On the eve of Sunday’s National Equality March, expected to draw thousands to Washington, he’s addressing the Human Rights Campaign, a national gay rights group.

So far, his is a mixed record.

While Obama remains opposed to marriage among same-sex couples, in June he extended some benefits to the same-sex partners of federal employees. And he has taken steps to include among his administration openly gay officials.

John Berry, the director of the Office of Personnel Management, is the government's highest-ranking gay official. David Huebner, chief lawyer for the Gay & Lesbian Alliance Against Defamation, has been nominated ambassador to New Zealand and Samoa. Mr. Huebner would be just the second openly gay US ambassador. (The first was appointed by Bill Clinton.)

Marriage and the US military’s “don’t ask, don’t tell” policy on gay men and women in uniform remain the toughest issues for the nation -- and especially for Obama.

The Pew Research Center reported Friday that while most Americans favor civil unions for same-sex couples, they remain opposed to gay marriage.

It’s an issue that transcends government policy to an unusual extent, carrying significant moral and religious overtones. Pew finds that “nearly half of the public (49 percent) says homosexual behavior is morally wrong, while 9 percent say it is morally acceptable and 35 percent say it is not a moral issue.”

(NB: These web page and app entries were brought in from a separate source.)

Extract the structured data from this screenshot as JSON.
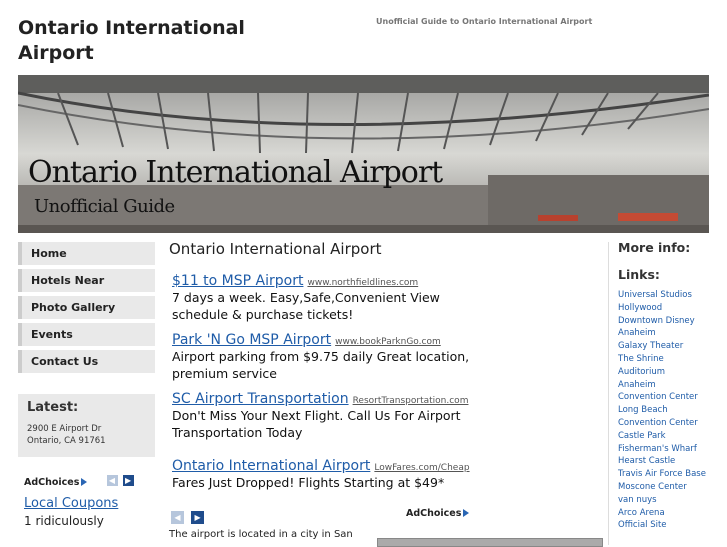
{
  "site": {
    "title": "Ontario International Airport",
    "tagline": "Unofficial Guide to Ontario International Airport"
  },
  "banner": {
    "title": "Ontario International Airport",
    "subtitle": "Unofficial Guide"
  },
  "nav": {
    "items": [
      {
        "label": "Home"
      },
      {
        "label": "Hotels Near"
      },
      {
        "label": "Photo Gallery"
      },
      {
        "label": "Events"
      },
      {
        "label": "Contact Us"
      }
    ]
  },
  "latest": {
    "title": "Latest:",
    "address_line1": "2900 E Airport Dr",
    "address_line2": "Ontario, CA 91761"
  },
  "left_ad": {
    "adchoices": "AdChoices",
    "link": "Local Coupons",
    "text": "1 ridiculously"
  },
  "main": {
    "heading": "Ontario International Airport",
    "ads": [
      {
        "link": "$11 to MSP Airport",
        "url": "www.northfieldlines.com",
        "text": "7 days a week. Easy,Safe,Convenient View schedule & purchase tickets!"
      },
      {
        "link": "Park 'N Go MSP Airport",
        "url": "www.bookParknGo.com",
        "text": "Airport parking from $9.75 daily Great location, premium service"
      },
      {
        "link": "SC Airport Transportation",
        "url": "ResortTransportation.com",
        "text": "Don't Miss Your Next Flight. Call Us For Airport Transportation Today"
      },
      {
        "link": "Ontario International Airport",
        "url": "LowFares.com/Cheap",
        "text": "Fares Just Dropped! Flights Starting at $49*"
      }
    ],
    "adchoices": "AdChoices",
    "body_text": "The airport is located in a city in San"
  },
  "sidebar": {
    "more_info": "More info:",
    "links_heading": "Links:",
    "links": [
      "Universal Studios",
      "Hollywood",
      "Downtown Disney",
      "Anaheim",
      "Galaxy Theater",
      "The Shrine",
      "Auditorium",
      "Anaheim",
      "Convention Center",
      "Long Beach",
      "Convention Center",
      "Castle Park",
      "Fisherman's Wharf",
      "Hearst Castle",
      "Travis Air Force Base",
      "Moscone Center",
      "van nuys",
      "Arco Arena",
      "Official Site"
    ]
  },
  "colors": {
    "link": "#1f5ca8",
    "nav_bg": "#e9e9e9",
    "arrow_active": "#1f4c8c"
  }
}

Meanwhile, the armed services for years have wrestled with the Pentagon’s policy regarding gay service members -- a policy which senior retired officers (and even some on active duty) increasingly have spoken out against at a time when the troops, like the relatively young cohort of Americans they’re part of, don’t see the point in discriminating against gay men and lesbians.